When Ashley Heitzman, 19, felt light-headed in her dormitory shower at Aquinas College, she nearly fainted. She called out to her roommates for help, and they assisted her to the couch. Heitzman’s friends called campus safety patrol to be safe. They told Heitzman to drink some water, as she was no doubt dehydrated on that warm day.
Although it was probably nothing, Heitzman made a call the next day to the campus doctor to check on what had caused her nearly fainting the day before. A certified physician assistant was on call that day at the Aquinas health center. She did an examination on the sophomore and detected a heart murmur.
“I was confused,” recalled Heitzman. “How could there be something wrong with my heart? I felt fine!”
When Heitzman underwent an electrocardiogram (EKG) and later at Spectrum Health Blodgett Hospital, however, she was diagnosed with atrial septal defect, a congenital heart defect commonly known as a hole in the heart. An opening in the dividing wall between the upper filling chambers of the heart, or atria, had caused Heitzman’s weakness.
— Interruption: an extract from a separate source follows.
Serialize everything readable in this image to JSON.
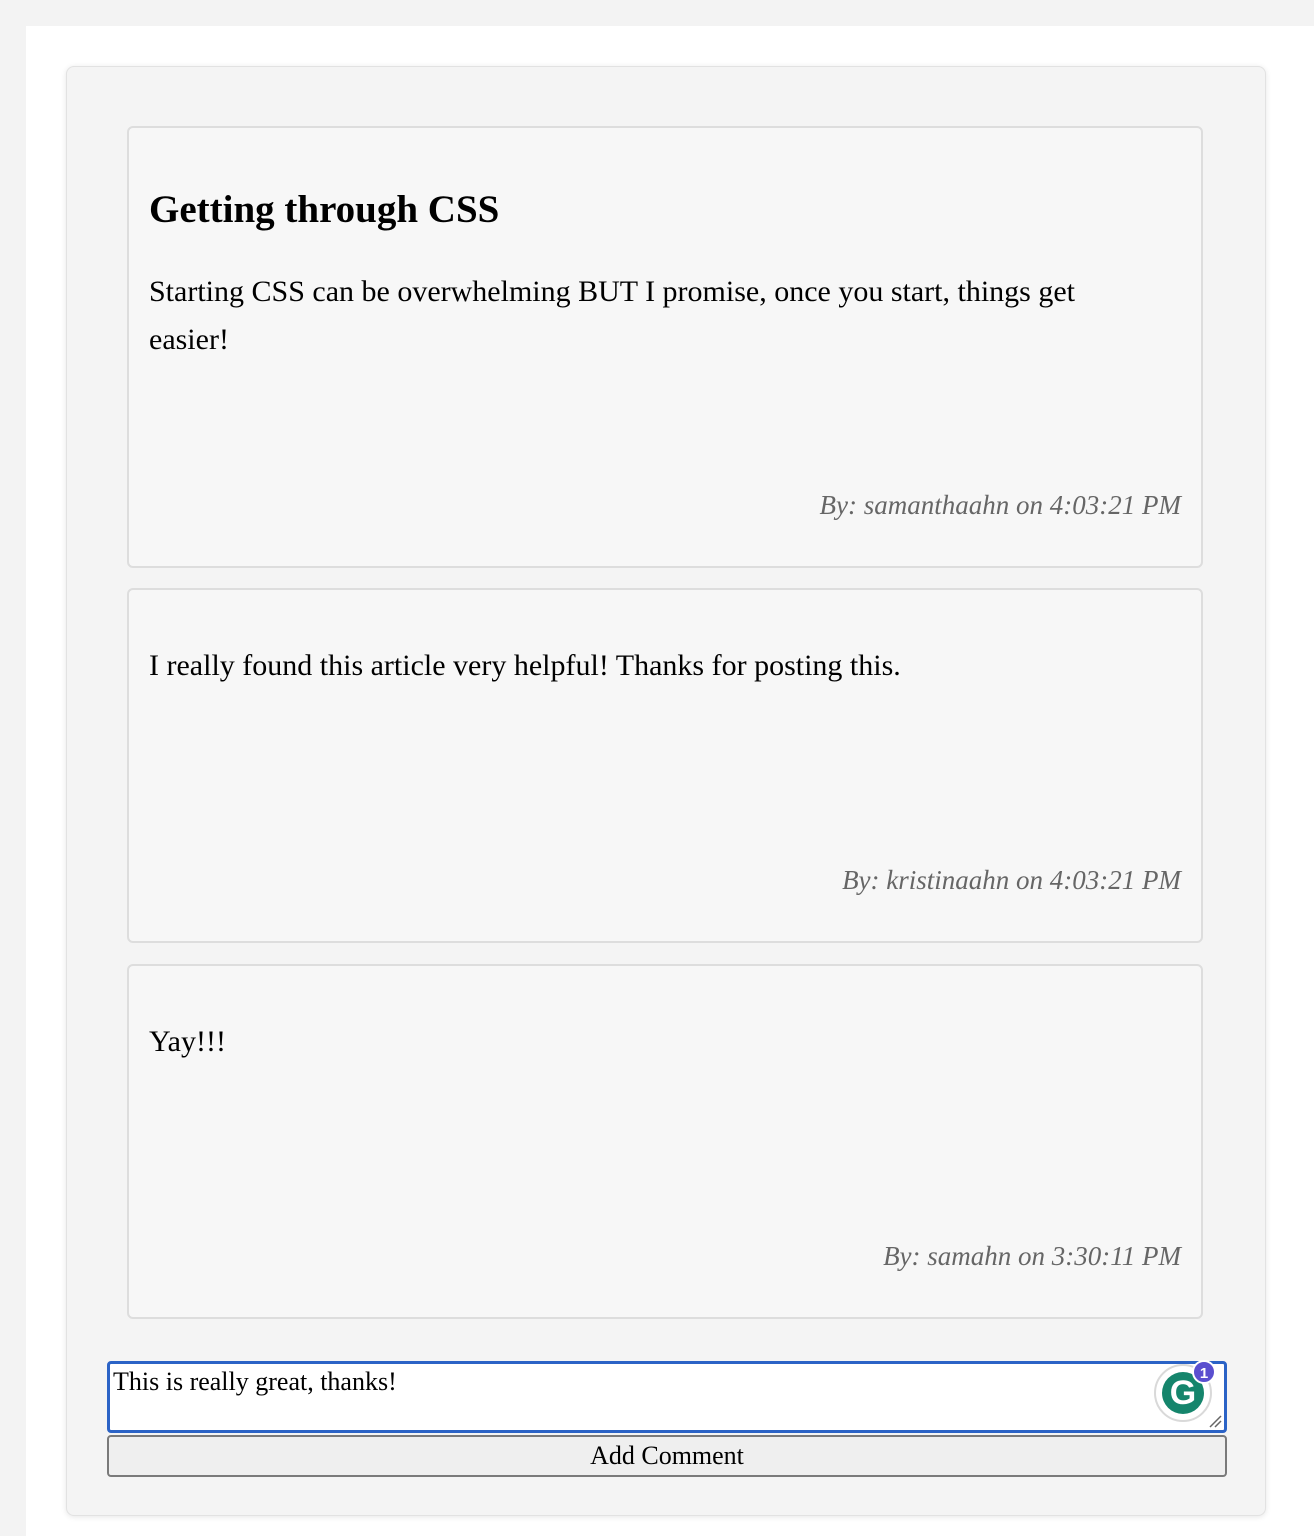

“At 33 millimeters, the doctors told me it was among the largest such holes that they’d ever seen,” said Heitzman.
Dr. Joseph Vettukattil, an interventional cardiologist, and Dr. Marcus Haw, a congenital heart surgeon, immediately scheduled Heitzman for surgery at Helen DeVos Children’s Hospital. The first surgery didn’t go as well as hoped, as the hole in Heitzman’s heart proved too large to close without open-heart surgery. A week after her first surgery, Heitzman was back in the operating room.
“Dr. Vettukattil was so nice,” said Heitzman. “He held my hand and asked me not to be cross with him that they had to do another surgery. The tissue around the hole had been too weak for him to close it on the first try.”
Heitzman chose to have her open heart surgery done through the side rather than opening her rib cage.
“They went in through my right side so there would be no scar on my chest,” Heitzman smiled. “I understood it would take longer to heal this way because they would have to go through nerves and muscles, but it sounded less scary to me.”
Her youth was to her benefit, however, as the surgery was a success and Heitzman healed more quickly than expected. In cardiac rehab sessions, she was the center of attention among more senior patients.
“I’ve learned so much about heart health from everyone that now I am much more aware of my health,” she said. “I hadn’t realized how much more energy I can have. I realize what a blessing this was — I was told I could have had heart failure by age 40, or my heart could have stopped during labor later in life.”
Heitzman counts her blessings, too, as she prepares for a physician-approved study abroad experience in Costa Rica as part of her college education in the spring.
“I’m so lucky! This could have happened in Costa Rica, at high altitude, far from home. My doctors tell me that once I am fully recovered, I will be an entirely new and better person,” Heitzman said.